Cardiorespiratory fitness can reduce risk of fatty liver
According to a new Finnish study, cardiorespiratory fitness is inversely related to risk of fatty liver. The research was conducted at the University of Turku, Finland, and shows that, despite the person's weight, achieving moderate cardio-respiratory fitness can protect from fatty liver.
In the national Cardiovascular Risk in Young Finns Study, researchers measured the cardiorespiratory fitness of 463 Finns with a cycle ergometer exercise test and determined fatty liver with an ultrasound. The participants were 30 to 47 years of age.
"The study revealed that cardiorespiratory fitness is inversely related to the risk of fatty liver—despite physical activity, smoking, alcohol use, serum lipids, insulin, glucose, and C-reactive protein. Importantly, the same results could be seen in participants who were obese," says researcher Kristiina Pälve from Research Centre of Applied and Preventive Cardiovascular Medicine of the University of Turku.

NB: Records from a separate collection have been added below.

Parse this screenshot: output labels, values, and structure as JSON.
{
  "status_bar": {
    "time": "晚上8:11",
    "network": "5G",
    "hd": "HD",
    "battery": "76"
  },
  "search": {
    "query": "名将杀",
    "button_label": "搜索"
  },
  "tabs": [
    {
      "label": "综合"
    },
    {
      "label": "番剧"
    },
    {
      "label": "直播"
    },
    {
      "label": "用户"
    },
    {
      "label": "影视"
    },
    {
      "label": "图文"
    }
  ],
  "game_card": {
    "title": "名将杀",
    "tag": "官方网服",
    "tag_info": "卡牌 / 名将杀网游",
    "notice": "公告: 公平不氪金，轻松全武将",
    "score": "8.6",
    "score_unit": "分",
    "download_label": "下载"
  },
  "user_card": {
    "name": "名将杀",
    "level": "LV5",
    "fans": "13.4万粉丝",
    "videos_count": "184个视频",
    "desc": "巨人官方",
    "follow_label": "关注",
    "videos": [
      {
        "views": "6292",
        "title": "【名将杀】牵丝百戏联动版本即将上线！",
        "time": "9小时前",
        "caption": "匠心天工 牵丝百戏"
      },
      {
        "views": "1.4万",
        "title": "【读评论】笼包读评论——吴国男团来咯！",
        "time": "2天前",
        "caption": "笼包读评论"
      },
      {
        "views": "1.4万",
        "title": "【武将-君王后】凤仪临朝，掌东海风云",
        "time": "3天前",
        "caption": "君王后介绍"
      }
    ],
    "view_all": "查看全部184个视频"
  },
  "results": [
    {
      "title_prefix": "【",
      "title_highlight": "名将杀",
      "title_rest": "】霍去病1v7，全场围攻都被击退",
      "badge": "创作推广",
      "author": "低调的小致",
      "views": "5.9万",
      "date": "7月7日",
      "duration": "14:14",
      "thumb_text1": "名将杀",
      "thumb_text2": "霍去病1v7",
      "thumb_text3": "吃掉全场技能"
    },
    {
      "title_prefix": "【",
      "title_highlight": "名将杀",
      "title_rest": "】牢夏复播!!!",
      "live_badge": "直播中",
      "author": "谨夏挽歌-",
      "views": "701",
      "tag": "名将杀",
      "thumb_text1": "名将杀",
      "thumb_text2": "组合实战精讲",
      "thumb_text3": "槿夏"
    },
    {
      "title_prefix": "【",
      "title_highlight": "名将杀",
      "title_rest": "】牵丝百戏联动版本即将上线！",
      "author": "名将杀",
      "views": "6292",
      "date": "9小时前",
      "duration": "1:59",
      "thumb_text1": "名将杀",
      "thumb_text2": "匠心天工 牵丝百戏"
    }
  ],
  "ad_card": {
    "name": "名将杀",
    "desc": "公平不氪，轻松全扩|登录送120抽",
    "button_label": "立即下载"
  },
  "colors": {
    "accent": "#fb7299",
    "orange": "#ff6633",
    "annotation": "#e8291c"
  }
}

The results are significant for public health; despite a person's weight, achieving a moderate level of cardiorespiratory fitness can prevent fatty liver. Fatty liver is a significant and expanding public health concern. It is related to several metabolic disturbances, increased risk of cardiovascular disease and type 2 diabetes.